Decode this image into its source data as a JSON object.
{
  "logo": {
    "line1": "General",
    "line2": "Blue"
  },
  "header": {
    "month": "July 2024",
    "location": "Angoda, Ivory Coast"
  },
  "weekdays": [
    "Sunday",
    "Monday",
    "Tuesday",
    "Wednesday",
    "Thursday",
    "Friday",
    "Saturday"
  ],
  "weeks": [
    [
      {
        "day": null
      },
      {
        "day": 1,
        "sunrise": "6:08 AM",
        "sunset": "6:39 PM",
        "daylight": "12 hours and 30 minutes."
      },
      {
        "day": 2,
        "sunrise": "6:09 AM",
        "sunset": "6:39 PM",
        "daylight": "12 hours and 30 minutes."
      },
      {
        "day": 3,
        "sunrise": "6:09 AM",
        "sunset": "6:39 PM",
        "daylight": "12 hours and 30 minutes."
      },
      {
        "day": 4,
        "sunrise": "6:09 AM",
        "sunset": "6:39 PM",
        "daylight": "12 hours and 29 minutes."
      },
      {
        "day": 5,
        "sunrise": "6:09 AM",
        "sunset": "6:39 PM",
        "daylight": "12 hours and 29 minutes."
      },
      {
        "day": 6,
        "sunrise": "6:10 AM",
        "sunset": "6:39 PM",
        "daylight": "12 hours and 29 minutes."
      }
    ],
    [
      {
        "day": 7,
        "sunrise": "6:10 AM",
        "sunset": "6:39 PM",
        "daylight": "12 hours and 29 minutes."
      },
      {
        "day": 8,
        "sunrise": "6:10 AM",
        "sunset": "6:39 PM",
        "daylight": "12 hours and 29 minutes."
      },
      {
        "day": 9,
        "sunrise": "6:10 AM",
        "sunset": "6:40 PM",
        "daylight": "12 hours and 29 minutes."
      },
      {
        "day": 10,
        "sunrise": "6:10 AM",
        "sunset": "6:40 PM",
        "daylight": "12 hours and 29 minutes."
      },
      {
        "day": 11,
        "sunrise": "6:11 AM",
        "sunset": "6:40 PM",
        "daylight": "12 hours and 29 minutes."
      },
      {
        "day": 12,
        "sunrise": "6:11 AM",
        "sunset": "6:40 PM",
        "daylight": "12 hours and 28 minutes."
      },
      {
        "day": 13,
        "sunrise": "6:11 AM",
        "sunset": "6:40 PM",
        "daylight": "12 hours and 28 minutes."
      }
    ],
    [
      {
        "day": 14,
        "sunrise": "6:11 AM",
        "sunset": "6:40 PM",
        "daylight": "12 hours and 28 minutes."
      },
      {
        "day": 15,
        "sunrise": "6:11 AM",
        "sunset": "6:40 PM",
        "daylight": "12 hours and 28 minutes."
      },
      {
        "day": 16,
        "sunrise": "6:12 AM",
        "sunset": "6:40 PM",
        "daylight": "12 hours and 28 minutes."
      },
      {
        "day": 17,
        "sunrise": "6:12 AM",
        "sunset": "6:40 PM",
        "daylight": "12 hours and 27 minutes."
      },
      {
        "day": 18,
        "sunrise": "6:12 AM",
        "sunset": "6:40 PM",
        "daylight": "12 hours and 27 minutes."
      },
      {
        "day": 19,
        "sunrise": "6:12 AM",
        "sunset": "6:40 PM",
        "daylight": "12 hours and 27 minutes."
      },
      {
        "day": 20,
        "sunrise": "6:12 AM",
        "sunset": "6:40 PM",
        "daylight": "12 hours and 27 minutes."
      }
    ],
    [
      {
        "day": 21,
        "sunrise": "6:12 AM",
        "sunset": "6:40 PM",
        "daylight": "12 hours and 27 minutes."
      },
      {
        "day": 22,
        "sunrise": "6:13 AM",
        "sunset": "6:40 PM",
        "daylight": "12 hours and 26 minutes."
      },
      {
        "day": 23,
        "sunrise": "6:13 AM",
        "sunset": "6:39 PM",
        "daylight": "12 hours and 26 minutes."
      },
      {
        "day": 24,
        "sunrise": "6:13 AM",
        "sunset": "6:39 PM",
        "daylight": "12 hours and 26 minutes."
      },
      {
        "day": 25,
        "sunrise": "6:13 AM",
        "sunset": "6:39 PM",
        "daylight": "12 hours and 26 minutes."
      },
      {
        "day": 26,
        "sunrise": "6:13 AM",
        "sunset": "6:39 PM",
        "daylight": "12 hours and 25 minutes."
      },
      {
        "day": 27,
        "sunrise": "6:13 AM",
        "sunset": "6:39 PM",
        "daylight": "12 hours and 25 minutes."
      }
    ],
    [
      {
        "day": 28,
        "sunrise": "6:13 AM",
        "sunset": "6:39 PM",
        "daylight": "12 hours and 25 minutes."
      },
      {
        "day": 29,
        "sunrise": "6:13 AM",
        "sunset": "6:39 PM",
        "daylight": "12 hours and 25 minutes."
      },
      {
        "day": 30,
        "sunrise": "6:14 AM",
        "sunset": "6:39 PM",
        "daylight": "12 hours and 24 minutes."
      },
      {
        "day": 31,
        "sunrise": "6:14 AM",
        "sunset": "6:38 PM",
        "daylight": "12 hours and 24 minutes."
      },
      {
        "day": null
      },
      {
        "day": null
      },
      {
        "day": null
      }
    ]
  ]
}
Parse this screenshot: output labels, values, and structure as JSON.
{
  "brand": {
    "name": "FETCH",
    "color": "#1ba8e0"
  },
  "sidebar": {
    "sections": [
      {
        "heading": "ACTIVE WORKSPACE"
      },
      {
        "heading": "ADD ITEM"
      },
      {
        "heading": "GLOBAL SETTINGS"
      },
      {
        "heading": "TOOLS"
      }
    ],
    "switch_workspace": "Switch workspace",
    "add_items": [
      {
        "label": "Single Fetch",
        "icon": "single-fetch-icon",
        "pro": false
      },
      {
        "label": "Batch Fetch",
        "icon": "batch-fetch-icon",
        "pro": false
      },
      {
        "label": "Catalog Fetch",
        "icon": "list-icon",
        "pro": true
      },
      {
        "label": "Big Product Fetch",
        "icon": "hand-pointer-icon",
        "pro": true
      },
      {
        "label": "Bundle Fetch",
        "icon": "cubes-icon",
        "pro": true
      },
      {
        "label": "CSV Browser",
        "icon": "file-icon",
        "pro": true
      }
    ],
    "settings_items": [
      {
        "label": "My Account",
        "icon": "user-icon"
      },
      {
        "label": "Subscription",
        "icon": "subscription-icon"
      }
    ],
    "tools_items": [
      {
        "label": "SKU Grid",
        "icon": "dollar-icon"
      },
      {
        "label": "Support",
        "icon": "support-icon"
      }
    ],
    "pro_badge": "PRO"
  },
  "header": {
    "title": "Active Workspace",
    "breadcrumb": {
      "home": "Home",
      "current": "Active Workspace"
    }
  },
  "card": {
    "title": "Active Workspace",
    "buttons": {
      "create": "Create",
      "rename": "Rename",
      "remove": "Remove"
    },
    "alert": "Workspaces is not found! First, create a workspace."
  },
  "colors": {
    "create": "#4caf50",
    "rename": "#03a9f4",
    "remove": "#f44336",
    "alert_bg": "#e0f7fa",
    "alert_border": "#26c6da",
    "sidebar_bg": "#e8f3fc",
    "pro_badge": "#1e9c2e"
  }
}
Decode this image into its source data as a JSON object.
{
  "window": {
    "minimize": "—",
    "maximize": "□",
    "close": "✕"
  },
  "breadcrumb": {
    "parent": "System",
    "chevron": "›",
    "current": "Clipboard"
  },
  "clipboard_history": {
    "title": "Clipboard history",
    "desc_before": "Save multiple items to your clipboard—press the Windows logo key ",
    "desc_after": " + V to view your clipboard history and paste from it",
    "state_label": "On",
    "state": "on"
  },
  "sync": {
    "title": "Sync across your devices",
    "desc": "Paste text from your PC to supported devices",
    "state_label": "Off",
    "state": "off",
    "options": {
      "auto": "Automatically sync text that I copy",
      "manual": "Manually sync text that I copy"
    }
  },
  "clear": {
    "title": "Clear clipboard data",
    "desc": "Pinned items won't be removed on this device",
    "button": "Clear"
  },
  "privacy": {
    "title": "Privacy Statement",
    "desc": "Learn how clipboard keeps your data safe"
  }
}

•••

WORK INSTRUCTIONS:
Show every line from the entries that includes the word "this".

OUTPUT:
Decode this image into its source data as a JSON object.
Parse this screenshot: output labels, values, and structure as JSON.
Decode this image into its source data as a JSON object.
    "desc": "Pinned items won't be removed on this device",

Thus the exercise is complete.